One of the most interesting things about the IndieCade East conference is that it takes place in [a] museum. I’m always fascinated by how the placement of video games in museum spaces changes their meaning and context. The Museum of the Moving Image is open for regular business during the run of the festival, and festival organizers work hard to make sure that there is enough space that not only can dedicated festival-goers see the event, but the regular public in New York City can see some of it too. As a result it provides a unique opportunity to watch people play indie video games in a public space. I played a lot of games at the show, but watching other people play games was more interesting.

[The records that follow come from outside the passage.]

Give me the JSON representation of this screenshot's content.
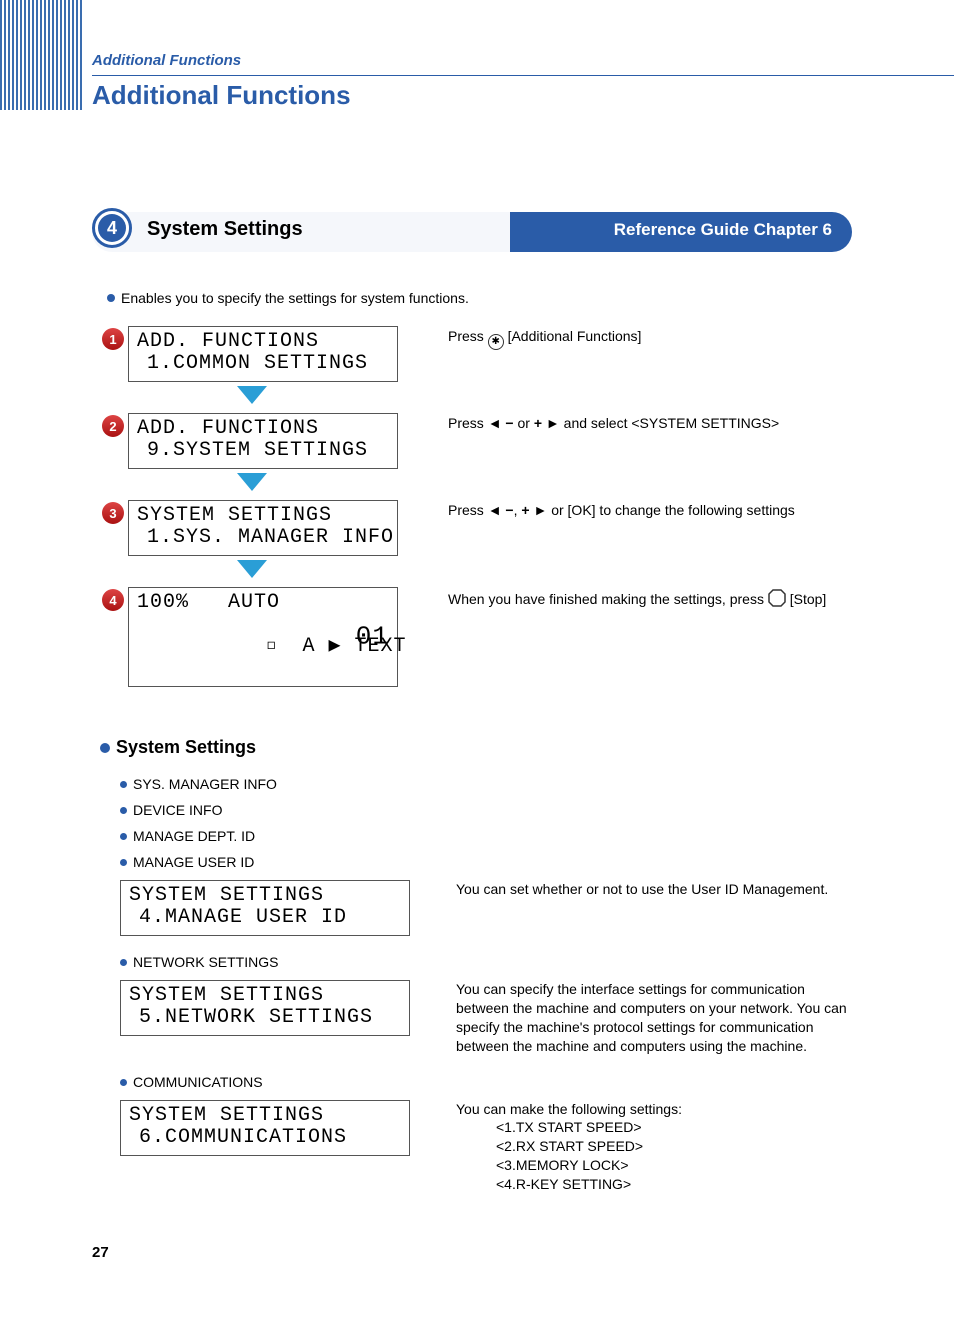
{
  "header": {
    "breadcrumb": "Additional Functions",
    "title": "Additional Functions"
  },
  "section": {
    "number": "4",
    "title": "System Settings",
    "reference": "Reference Guide Chapter 6",
    "intro": "Enables you to specify the settings for system functions."
  },
  "steps": [
    {
      "badge": "1",
      "lcd_line1": "ADD. FUNCTIONS",
      "lcd_line2": "1.COMMON SETTINGS",
      "desc_pre": "Press ",
      "desc_post": " [Additional Functions]"
    },
    {
      "badge": "2",
      "lcd_line1": "ADD. FUNCTIONS",
      "lcd_line2": "9.SYSTEM SETTINGS",
      "desc_pre": "Press ",
      "desc_mid": " or ",
      "desc_post": " and select <SYSTEM SETTINGS>"
    },
    {
      "badge": "3",
      "lcd_line1": "SYSTEM SETTINGS",
      "lcd_line2": "1.SYS. MANAGER INFO",
      "desc_pre": "Press ",
      "desc_mid": ", ",
      "desc_post": " or [OK] to change the following settings"
    },
    {
      "badge": "4",
      "lcd_line1": "100%   AUTO",
      "lcd_line2_a": "  A ",
      "lcd_line2_b": " TEXT",
      "lcd_right": "01",
      "desc_pre": "When you have finished making the settings, press ",
      "desc_post": " [Stop]"
    }
  ],
  "settings": {
    "heading": "System Settings",
    "items_simple": [
      "SYS. MANAGER INFO",
      "DEVICE INFO",
      "MANAGE DEPT. ID"
    ],
    "manage_user": {
      "label": "MANAGE USER ID",
      "lcd1": "SYSTEM SETTINGS",
      "lcd2": "4.MANAGE USER ID",
      "desc": "You can set whether or not to use the User ID Management."
    },
    "network": {
      "label": "NETWORK SETTINGS",
      "lcd1": "SYSTEM SETTINGS",
      "lcd2": "5.NETWORK SETTINGS",
      "desc": "You can specify the interface settings for communication between the machine and computers on your network. You can specify the machine's protocol settings for communication between the machine and computers using the machine."
    },
    "comm": {
      "label": "COMMUNICATIONS",
      "lcd1": "SYSTEM SETTINGS",
      "lcd2": "6.COMMUNICATIONS",
      "desc": "You can make the following settings:",
      "list": [
        "<1.TX START SPEED>",
        "<2.RX START SPEED>",
        "<3.MEMORY LOCK>",
        "<4.R-KEY SETTING>"
      ]
    }
  },
  "page_number": "27"
}
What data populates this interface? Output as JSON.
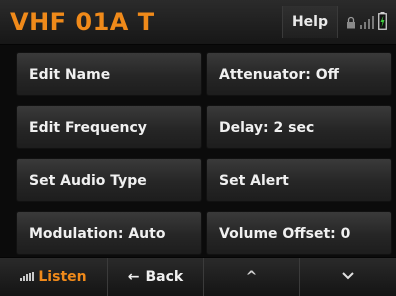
{
  "header": {
    "title": "VHF 01A T",
    "help_label": "Help",
    "icons": [
      "lock-icon",
      "signal-bars-icon",
      "battery-icon"
    ]
  },
  "menu": {
    "items": [
      {
        "label": "Edit Name"
      },
      {
        "label": "Attenuator: Off"
      },
      {
        "label": "Edit Frequency"
      },
      {
        "label": "Delay: 2 sec"
      },
      {
        "label": "Set Audio Type"
      },
      {
        "label": "Set Alert"
      },
      {
        "label": "Modulation: Auto"
      },
      {
        "label": "Volume Offset: 0"
      }
    ]
  },
  "softkeys": {
    "listen_label": "Listen",
    "back_label": "Back",
    "back_arrow": "←",
    "up_glyph": "^",
    "down_glyph": "⌄"
  },
  "colors": {
    "accent": "#f08a1a",
    "background": "#0b0b0b",
    "button": "#2b2b2b",
    "text": "#f0f0f0"
  }
}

…a distillation of everything Naughty Dog has come to do so very right.
The Castle Doctrine is probably one of the most cynical and brutal games I’ve ever played. I bought it for a few reasons: the premise sounded fascinating, it’s by Jason Rohrer who was responsible for Passage, Sleep Is Death, Inside a Star-filled Sky and Gravitation (amongst others), and it was 50% off and due to go full price a few days later to coincide with the game’s release. According to Rohrer the game will never go on sale again so it was as good a time as any to check it out.
It’s a rough game to start though, and if you don’t know what the game is about then stick with me here, you’ll be perfect to illustrate this to.

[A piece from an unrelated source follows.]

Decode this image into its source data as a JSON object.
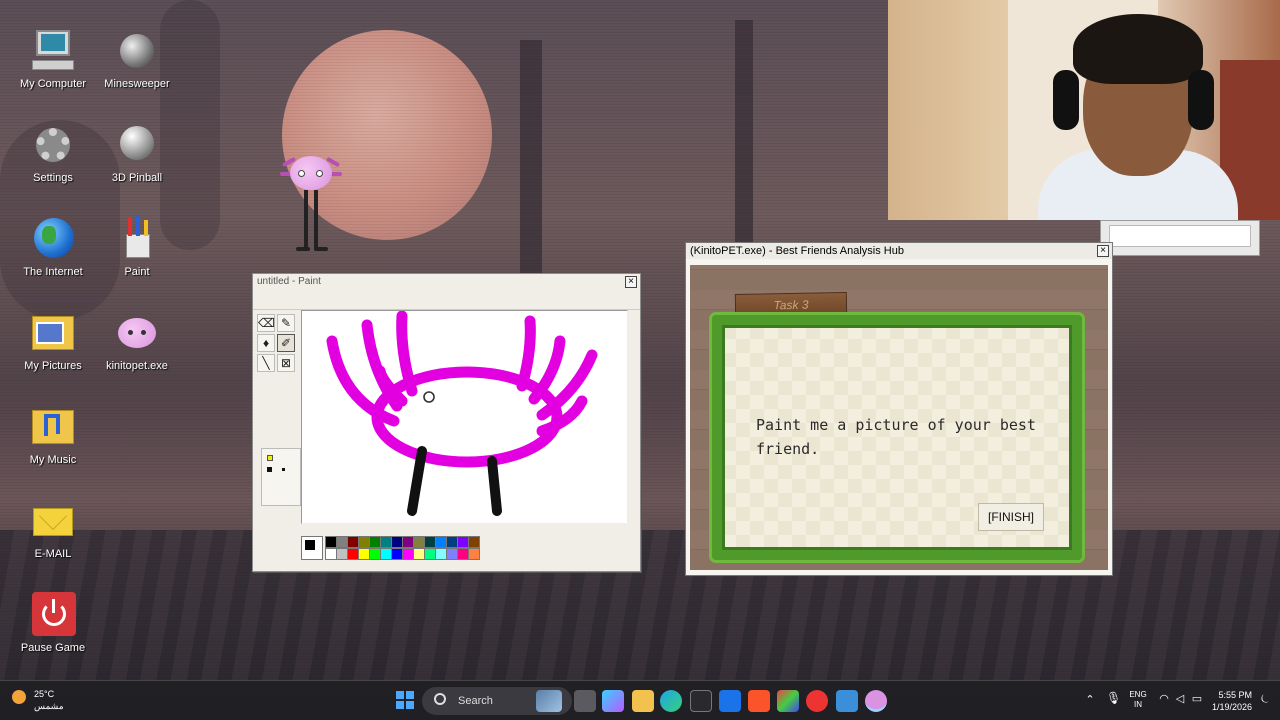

There is a lonely house to the south of Hyrule Castle, perplexingly positioned atop a small hill for no apparent reason other than its fairly central location in the realm. The house has been there for at least two hundred years. It is not obviously part of Kakariko Village, to the west, nor is it, in any special way, associated with Hyrule Castle itself – although its occupants tend to end up there in times of need.
Kickstarter, Greenlight, Early Access, pre-alpha, alpha previews, closed betas, open betas, demos, full release! Post-release, DLC, expansions, mods, third-party utilities and patches, hell, even subscriptions, pay to play, free to play and voluntary donations… gaming evidently isn’t like any other medium. But we all knew that anyway, and that’s kind of why we love it.

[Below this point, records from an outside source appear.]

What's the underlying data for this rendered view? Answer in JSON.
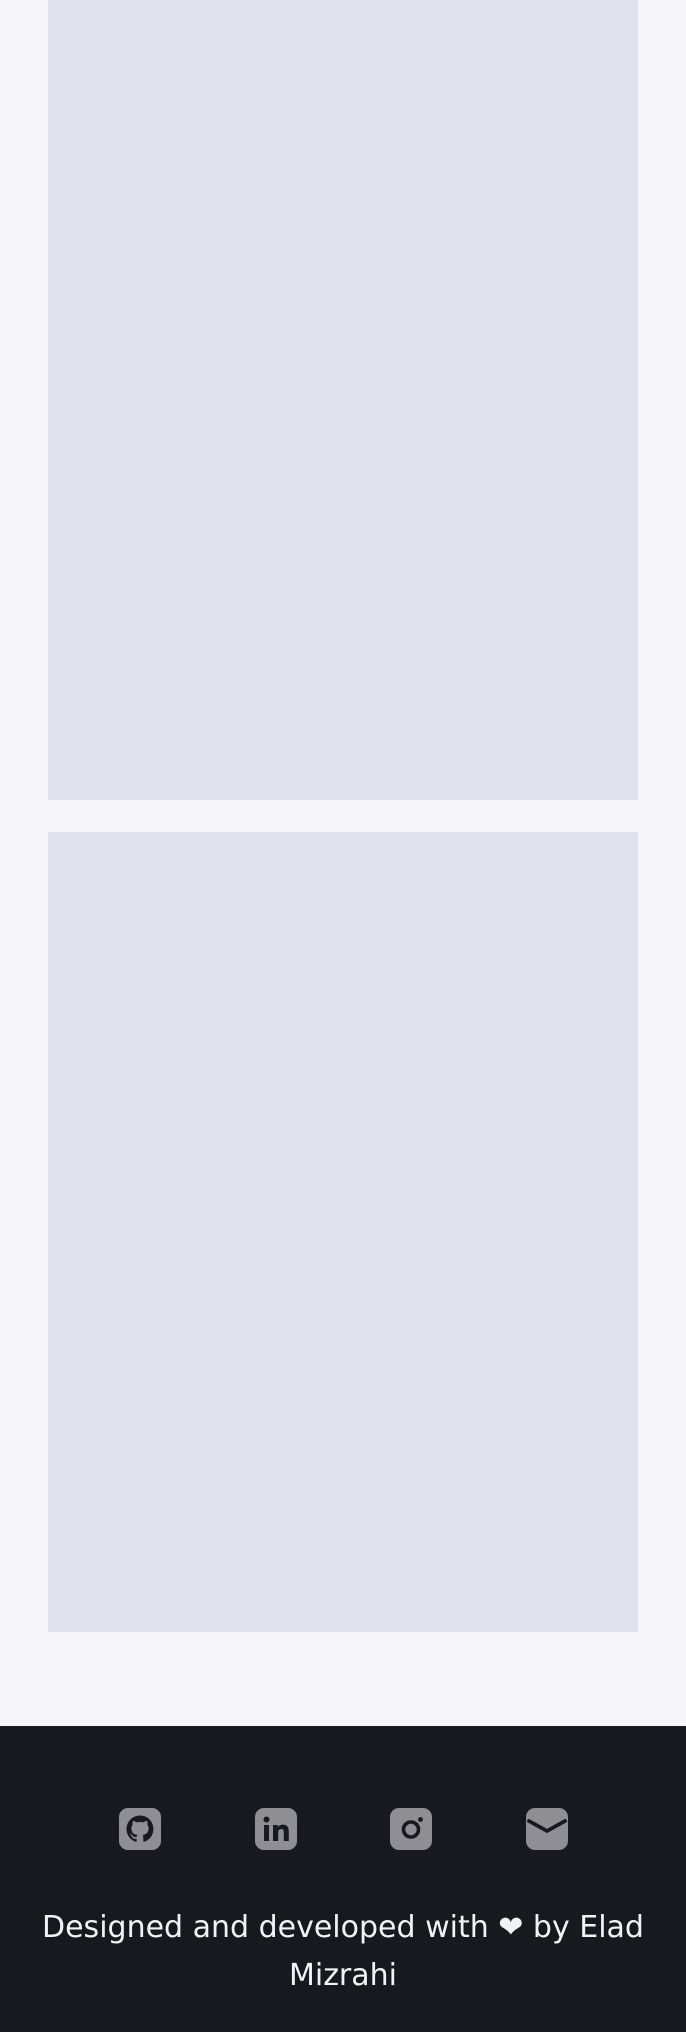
{
  "footer": {
    "social": [
      {
        "name": "github",
        "icon": "github-icon"
      },
      {
        "name": "linkedin",
        "icon": "linkedin-icon"
      },
      {
        "name": "instagram",
        "icon": "instagram-icon"
      },
      {
        "name": "email",
        "icon": "envelope-icon"
      }
    ],
    "credit": "Designed and developed with ❤ by Elad Mizrahi"
  },
  "colors": {
    "page_background": "#f6f6fa",
    "placeholder_card": "#e2e2ee",
    "footer_background": "#18191e",
    "icon": "#8e8e93",
    "footer_text": "#f2f2f6"
  }
}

I’ll tell you: twenty minutes is a very long time to know you’re going to die.
I played a bit of Alpha Centauri when it was new, and, more recently, I’ve played a fair amount of Civ V. But I’d hardly call myself a 4X-Expert. All said, I’ve probably spent more time with the last act of Spore than with any other space strategy sim. But since I’m one of the few Tap-Repeatedly writers who is generally positive about the possibilities of Steam Early Access, I thought I’d give a new indy strat sim a try this month. This is Horizon, a 4X Strategy Space Sim by Canadian based team L3O Interactive. I’m not very good at it yet, but I’m getting there.
I managed to dip into a version of Proteus a few years ago, at least I think it was a few years ago, I can’t quite remember– time seems to go so fast these days. It was an early build anyway, and I didn’t play it for long because I’m not a fan of playing betas or alphas when there are so many finished games out there already, all vying for my time and attention. My brief jolly through its crisp, bright sprite-encrusted landscapes however, was enough to put it firmly on my map. Even then it had a hypnotically calming air about it, and following Joel Goodwin’s adorable video of him and his little boy playing it together I only wanted to play it more.
Last week, talented gamers from the Speed Demos Archive participated in their annual games for charity run: Awesome Games Done Quick. Watching the stream has been so fascinating that I’ve forgotten to do many other things I theoretically should have done. But that seems to have been the case for many, as, very late Saturday night, the AGDQ stream made an incredible goal of one million dollars collected for the Prevent Cancer Foundation. Austin Powers jokes ensued.
Haven’t got time to preamble. Too many games to cover.